Input data:
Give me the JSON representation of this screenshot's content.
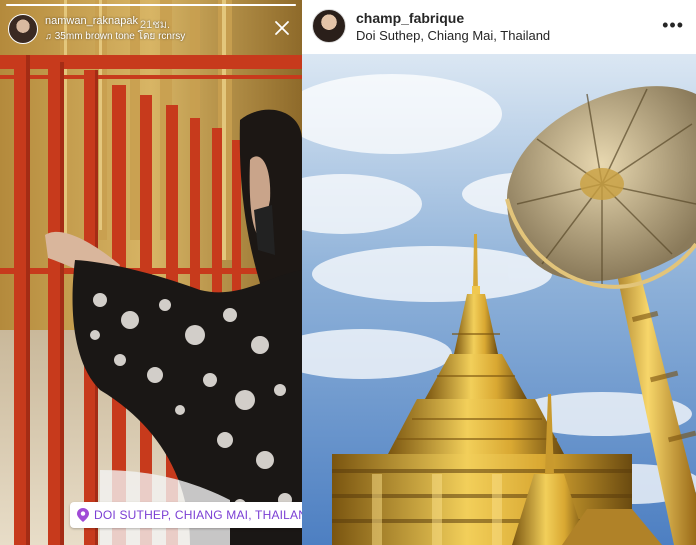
{
  "story": {
    "username": "namwan_raknapak",
    "time_ago": "21ชม.",
    "music": "35mm brown tone โดย rcnrsy",
    "music_icon": "music-note-icon",
    "close_icon": "close-icon",
    "progress": 1.0,
    "location_sticker": "DOI SUTHEP, CHIANG MAI, THAILAND",
    "location_icon": "location-pin-icon"
  },
  "post": {
    "username": "champ_fabrique",
    "location": "Doi Suthep, Chiang Mai, Thailand",
    "more_icon": "more-options-icon",
    "more_glyph": "•••"
  }
}
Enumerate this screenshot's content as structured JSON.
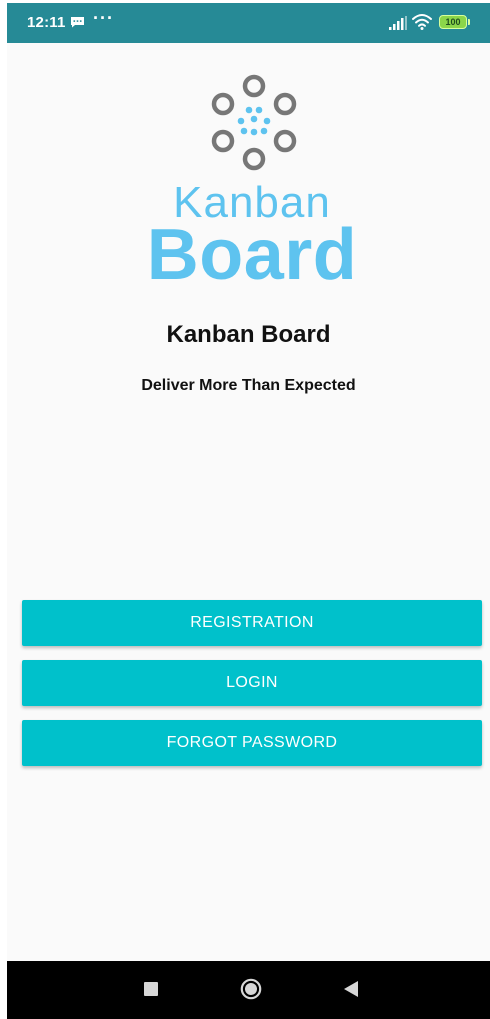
{
  "status_bar": {
    "time": "12:11",
    "more": "···",
    "battery_level": "100",
    "background_color": "#268a96",
    "icons": [
      "message-icon",
      "signal-icon",
      "wifi-icon",
      "battery-icon"
    ]
  },
  "logo": {
    "word_top": "Kanban",
    "word_bottom": "Board",
    "brand_color": "#5ec3ef",
    "ring_color": "#777777",
    "icon": "kanban-logo-icon"
  },
  "header": {
    "title": "Kanban Board",
    "tagline": "Deliver More Than Expected"
  },
  "actions": {
    "registration_label": "REGISTRATION",
    "login_label": "LOGIN",
    "forgot_password_label": "FORGOT PASSWORD",
    "button_color": "#00c1cb"
  },
  "nav_bar": {
    "icons": [
      "recents-icon",
      "home-icon",
      "back-icon"
    ]
  }
}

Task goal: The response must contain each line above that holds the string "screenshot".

Response:
Give me the JSON representation of this screenshot's content.
Enumerate this screenshot's content as structured JSON.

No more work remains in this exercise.